#### What is needed
Copy out the records that follow, leaving every character as it is.

Recorded data:
☆ ☆ ☆ ☆ ☆ ☆ ☆

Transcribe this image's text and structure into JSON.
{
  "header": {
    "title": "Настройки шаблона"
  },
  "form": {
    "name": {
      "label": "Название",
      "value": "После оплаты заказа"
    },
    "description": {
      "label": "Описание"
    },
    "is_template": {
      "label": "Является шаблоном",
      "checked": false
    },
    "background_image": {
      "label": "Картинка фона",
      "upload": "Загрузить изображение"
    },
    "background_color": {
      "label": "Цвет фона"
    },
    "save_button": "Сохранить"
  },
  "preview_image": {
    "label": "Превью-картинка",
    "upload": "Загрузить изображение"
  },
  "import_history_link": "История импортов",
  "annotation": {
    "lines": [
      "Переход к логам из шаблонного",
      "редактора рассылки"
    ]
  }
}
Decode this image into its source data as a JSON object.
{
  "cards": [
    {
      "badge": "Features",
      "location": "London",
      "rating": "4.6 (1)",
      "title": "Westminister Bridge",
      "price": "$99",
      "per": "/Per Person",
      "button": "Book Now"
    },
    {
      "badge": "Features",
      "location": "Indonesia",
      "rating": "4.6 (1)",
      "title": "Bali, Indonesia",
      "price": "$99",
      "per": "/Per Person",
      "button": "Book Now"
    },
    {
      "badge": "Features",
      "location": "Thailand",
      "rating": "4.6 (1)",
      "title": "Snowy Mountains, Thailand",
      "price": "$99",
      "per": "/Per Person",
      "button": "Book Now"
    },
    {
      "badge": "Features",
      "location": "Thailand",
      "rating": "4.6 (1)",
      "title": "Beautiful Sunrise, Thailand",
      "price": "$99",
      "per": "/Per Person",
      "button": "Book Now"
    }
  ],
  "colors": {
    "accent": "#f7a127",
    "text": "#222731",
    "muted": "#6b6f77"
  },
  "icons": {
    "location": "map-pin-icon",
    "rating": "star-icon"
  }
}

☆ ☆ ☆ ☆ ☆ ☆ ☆

#### Written answer
Transcribe this image's text and structure into JSON.
{
  "header": {
    "title": "Настройки шаблона"
  },
  "form": {
    "name": {
      "label": "Название",
      "value": "После оплаты заказа"
    },
    "description": {
      "label": "Описание"
    },
    "is_template": {
      "label": "Является шаблоном",
      "checked": false
    },
    "background_image": {
      "label": "Картинка фона",
      "upload": "Загрузить изображение"
    },
    "background_color": {
      "label": "Цвет фона"
    },
    "save_button": "Сохранить"
  },
  "preview_image": {
    "label": "Превью-картинка",
    "upload": "Загрузить изображение"
  },
  "import_history_link": "История импортов",
  "annotation": {
    "lines": [
      "Переход к логам из шаблонного",
      "редактора рассылки"
    ]
  }
}
Decode this image into its source data as a JSON object.
{
  "cards": [
    {
      "badge": "Features",
      "location": "London",
      "rating": "4.6 (1)",
      "title": "Westminister Bridge",
      "price": "$99",
      "per": "/Per Person",
      "button": "Book Now"
    },
    {
      "badge": "Features",
      "location": "Indonesia",
      "rating": "4.6 (1)",
      "title": "Bali, Indonesia",
      "price": "$99",
      "per": "/Per Person",
      "button": "Book Now"
    },
    {
      "badge": "Features",
      "location": "Thailand",
      "rating": "4.6 (1)",
      "title": "Snowy Mountains, Thailand",
      "price": "$99",
      "per": "/Per Person",
      "button": "Book Now"
    },
    {
      "badge": "Features",
      "location": "Thailand",
      "rating": "4.6 (1)",
      "title": "Beautiful Sunrise, Thailand",
      "price": "$99",
      "per": "/Per Person",
      "button": "Book Now"
    }
  ],
  "colors": {
    "accent": "#f7a127",
    "text": "#222731",
    "muted": "#6b6f77"
  },
  "icons": {
    "location": "map-pin-icon",
    "rating": "star-icon"
  }
}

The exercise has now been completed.